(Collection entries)
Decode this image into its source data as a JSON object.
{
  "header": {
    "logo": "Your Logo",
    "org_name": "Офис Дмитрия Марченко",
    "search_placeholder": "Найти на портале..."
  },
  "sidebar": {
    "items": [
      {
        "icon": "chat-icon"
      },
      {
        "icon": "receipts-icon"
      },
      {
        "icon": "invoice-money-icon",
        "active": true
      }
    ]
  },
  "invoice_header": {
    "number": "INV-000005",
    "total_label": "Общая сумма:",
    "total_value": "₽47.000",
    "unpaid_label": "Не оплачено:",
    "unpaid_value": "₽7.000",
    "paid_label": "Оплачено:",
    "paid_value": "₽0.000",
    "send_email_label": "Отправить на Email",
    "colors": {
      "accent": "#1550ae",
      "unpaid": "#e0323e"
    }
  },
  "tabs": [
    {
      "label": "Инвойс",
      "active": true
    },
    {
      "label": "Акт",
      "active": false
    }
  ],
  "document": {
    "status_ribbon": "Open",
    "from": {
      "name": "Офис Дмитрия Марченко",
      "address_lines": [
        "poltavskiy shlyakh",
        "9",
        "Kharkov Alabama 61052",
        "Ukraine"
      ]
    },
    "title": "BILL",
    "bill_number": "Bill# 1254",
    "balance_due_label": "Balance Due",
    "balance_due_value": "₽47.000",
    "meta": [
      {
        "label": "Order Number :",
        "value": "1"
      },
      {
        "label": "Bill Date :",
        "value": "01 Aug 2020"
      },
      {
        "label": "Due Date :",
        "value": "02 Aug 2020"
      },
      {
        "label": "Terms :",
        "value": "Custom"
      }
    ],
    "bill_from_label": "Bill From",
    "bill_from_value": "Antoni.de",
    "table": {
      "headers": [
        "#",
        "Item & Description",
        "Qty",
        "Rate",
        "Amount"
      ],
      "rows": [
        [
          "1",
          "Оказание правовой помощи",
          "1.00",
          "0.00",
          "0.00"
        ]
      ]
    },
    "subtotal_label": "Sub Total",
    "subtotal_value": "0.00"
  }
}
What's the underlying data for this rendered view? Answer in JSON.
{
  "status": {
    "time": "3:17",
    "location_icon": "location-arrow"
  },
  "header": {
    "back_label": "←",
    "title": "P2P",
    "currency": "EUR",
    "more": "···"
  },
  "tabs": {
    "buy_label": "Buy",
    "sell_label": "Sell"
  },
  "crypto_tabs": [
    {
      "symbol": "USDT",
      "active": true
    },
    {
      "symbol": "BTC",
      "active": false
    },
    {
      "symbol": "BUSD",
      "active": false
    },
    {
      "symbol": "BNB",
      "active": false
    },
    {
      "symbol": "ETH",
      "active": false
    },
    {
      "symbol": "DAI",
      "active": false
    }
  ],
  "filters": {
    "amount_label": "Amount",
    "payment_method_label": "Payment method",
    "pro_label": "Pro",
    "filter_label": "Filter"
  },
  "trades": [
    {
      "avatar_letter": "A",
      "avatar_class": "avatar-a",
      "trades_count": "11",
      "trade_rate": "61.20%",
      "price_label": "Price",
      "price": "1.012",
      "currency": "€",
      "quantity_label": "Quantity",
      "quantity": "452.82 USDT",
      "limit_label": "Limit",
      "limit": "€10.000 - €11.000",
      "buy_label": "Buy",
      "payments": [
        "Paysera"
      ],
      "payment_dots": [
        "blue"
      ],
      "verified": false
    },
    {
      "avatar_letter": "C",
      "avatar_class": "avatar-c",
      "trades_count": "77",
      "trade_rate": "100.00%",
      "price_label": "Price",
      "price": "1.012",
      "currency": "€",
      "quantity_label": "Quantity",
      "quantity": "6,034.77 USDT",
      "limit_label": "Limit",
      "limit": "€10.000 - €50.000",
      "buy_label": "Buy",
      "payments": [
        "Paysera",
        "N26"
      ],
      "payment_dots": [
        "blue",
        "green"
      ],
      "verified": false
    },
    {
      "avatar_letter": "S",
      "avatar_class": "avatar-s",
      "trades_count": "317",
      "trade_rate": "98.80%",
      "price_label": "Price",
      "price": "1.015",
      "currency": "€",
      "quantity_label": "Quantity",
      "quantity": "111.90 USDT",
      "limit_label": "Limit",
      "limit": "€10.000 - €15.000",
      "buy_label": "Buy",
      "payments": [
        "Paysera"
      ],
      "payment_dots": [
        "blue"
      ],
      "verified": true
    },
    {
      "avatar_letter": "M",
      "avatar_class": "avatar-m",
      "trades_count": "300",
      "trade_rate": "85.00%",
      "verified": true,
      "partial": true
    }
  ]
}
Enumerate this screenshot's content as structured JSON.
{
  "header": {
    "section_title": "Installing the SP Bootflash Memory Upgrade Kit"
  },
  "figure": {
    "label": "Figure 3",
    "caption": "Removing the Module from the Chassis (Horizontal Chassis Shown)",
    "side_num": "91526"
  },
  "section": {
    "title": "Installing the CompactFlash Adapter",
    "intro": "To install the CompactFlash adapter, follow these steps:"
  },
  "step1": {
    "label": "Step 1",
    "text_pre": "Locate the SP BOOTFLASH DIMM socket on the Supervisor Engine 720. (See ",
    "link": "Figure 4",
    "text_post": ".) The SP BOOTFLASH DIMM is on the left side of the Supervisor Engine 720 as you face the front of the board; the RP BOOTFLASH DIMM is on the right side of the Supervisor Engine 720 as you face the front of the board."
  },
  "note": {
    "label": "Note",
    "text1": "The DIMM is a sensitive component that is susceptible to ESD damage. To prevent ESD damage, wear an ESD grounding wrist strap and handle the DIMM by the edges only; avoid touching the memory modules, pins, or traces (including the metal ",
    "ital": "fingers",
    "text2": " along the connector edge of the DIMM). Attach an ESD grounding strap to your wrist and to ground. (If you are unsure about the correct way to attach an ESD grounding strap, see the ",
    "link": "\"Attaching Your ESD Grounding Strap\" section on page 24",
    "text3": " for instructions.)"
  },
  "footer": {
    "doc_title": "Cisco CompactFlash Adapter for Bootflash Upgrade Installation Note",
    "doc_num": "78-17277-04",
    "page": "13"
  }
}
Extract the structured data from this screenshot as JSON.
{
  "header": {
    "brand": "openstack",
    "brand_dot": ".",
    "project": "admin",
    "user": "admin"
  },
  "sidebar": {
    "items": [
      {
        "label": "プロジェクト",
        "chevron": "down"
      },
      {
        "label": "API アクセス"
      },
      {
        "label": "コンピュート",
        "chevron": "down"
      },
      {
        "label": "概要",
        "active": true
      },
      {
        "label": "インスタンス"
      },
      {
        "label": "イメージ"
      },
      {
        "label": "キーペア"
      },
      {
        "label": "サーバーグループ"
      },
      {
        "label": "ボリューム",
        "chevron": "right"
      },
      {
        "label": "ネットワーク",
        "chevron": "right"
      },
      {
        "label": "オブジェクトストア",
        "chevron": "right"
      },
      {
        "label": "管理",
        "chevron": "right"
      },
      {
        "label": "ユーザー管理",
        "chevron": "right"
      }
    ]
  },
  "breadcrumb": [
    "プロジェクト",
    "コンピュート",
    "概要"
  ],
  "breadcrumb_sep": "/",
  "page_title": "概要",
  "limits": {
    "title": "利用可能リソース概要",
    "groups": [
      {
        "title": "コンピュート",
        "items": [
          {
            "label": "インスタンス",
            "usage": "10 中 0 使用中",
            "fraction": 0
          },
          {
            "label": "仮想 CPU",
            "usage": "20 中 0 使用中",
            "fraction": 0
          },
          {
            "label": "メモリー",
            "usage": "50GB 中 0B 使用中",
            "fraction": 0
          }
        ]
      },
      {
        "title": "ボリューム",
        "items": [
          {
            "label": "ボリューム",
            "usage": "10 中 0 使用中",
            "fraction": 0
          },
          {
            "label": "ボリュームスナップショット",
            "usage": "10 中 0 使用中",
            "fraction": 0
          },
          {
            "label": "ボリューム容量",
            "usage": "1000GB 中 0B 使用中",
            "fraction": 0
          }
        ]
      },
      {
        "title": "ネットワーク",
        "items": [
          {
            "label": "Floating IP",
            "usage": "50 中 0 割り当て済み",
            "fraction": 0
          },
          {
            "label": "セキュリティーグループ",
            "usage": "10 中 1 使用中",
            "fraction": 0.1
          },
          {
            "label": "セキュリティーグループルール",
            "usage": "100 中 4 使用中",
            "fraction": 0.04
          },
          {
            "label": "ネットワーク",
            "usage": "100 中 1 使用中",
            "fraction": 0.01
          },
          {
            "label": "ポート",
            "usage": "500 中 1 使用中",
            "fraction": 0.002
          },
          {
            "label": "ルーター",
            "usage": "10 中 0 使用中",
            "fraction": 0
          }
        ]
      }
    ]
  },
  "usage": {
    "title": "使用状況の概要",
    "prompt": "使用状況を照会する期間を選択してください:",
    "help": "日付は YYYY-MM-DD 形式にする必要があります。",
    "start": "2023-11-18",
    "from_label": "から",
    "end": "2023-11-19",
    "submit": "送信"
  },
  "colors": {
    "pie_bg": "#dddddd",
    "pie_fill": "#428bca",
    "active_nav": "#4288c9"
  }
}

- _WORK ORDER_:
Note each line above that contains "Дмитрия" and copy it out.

- _COMPLETED TASK_:
    "org_name": "Офис Дмитрия Марченко",
      "name": "Офис Дмитрия Марченко",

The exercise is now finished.